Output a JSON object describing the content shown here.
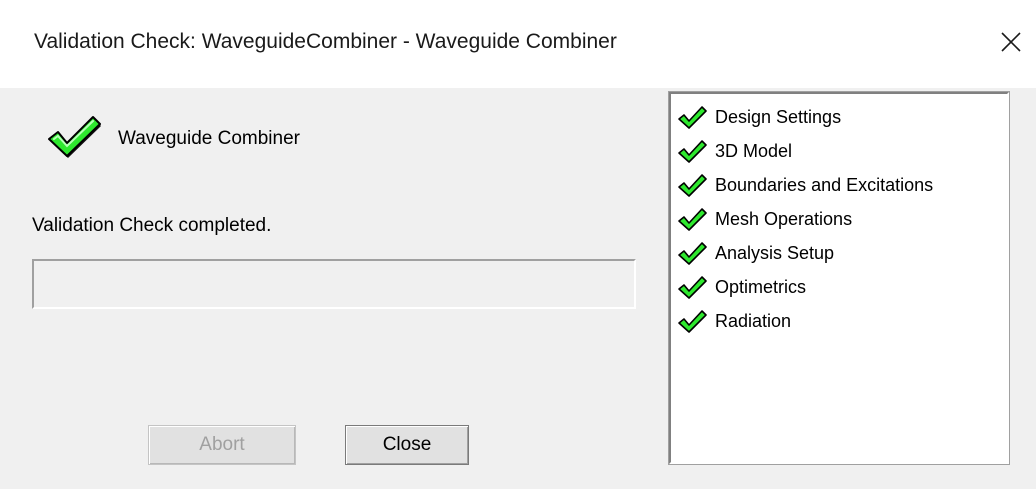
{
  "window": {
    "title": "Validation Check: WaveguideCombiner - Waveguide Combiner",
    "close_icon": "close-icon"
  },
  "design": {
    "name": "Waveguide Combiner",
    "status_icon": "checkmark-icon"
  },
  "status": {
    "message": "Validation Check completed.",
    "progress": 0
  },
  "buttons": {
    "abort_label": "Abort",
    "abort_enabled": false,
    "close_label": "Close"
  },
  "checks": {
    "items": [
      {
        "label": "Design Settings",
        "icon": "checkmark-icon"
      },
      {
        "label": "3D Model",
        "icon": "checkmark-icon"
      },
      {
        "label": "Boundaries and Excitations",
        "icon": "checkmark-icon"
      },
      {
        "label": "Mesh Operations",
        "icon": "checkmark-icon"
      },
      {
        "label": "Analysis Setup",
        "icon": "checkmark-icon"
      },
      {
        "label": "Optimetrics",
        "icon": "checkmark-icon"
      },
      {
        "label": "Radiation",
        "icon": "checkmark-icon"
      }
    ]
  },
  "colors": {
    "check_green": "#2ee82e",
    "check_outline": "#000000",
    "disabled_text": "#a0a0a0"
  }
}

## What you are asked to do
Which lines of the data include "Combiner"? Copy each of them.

## Solution for this task
    "title": "Validation Check: WaveguideCombiner - Waveguide Combiner",
    "name": "Waveguide Combiner",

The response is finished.